(Description of the task):
Filter the entries below, keeping only lines with the word "label".

(Raw data):

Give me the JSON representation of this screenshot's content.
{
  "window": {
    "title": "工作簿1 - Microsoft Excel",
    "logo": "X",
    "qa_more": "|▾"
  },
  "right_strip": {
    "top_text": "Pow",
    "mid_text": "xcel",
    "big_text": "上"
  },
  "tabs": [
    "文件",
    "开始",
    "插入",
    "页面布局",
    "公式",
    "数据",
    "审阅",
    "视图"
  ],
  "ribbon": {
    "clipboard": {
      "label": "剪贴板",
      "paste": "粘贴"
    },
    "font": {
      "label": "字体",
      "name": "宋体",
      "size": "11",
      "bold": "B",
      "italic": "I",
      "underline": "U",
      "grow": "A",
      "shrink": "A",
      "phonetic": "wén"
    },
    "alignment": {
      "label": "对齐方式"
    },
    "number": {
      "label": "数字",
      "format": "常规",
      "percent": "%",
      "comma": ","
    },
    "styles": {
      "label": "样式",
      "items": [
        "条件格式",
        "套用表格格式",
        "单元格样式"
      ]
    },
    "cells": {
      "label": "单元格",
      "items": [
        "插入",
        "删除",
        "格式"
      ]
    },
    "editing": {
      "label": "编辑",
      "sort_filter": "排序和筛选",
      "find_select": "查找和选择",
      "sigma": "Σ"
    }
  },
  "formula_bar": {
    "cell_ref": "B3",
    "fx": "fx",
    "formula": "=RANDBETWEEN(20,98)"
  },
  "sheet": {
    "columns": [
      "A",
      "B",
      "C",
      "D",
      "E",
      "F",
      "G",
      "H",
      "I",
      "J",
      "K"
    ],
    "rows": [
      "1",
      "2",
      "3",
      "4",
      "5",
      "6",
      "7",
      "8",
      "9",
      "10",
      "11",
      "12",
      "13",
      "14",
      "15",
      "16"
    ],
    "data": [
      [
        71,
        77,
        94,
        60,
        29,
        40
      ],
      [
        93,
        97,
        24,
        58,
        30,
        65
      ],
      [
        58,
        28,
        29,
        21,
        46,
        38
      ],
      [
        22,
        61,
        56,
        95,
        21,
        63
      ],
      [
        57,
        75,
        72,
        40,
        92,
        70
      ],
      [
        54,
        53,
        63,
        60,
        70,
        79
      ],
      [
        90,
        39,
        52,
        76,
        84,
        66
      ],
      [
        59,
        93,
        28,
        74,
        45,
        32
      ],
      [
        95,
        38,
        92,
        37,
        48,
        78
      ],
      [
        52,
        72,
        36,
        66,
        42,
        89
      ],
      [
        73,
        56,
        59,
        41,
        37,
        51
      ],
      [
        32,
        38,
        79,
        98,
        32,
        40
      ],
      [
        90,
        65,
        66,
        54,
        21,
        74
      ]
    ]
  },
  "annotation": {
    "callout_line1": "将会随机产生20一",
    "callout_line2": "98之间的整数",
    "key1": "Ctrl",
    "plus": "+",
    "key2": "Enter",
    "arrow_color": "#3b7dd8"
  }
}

(Completed exercise):
      "label": "剪贴板",
      "label": "字体",
      "label": "对齐方式"
      "label": "数字",
      "label": "样式",
      "label": "单元格",
      "label": "编辑",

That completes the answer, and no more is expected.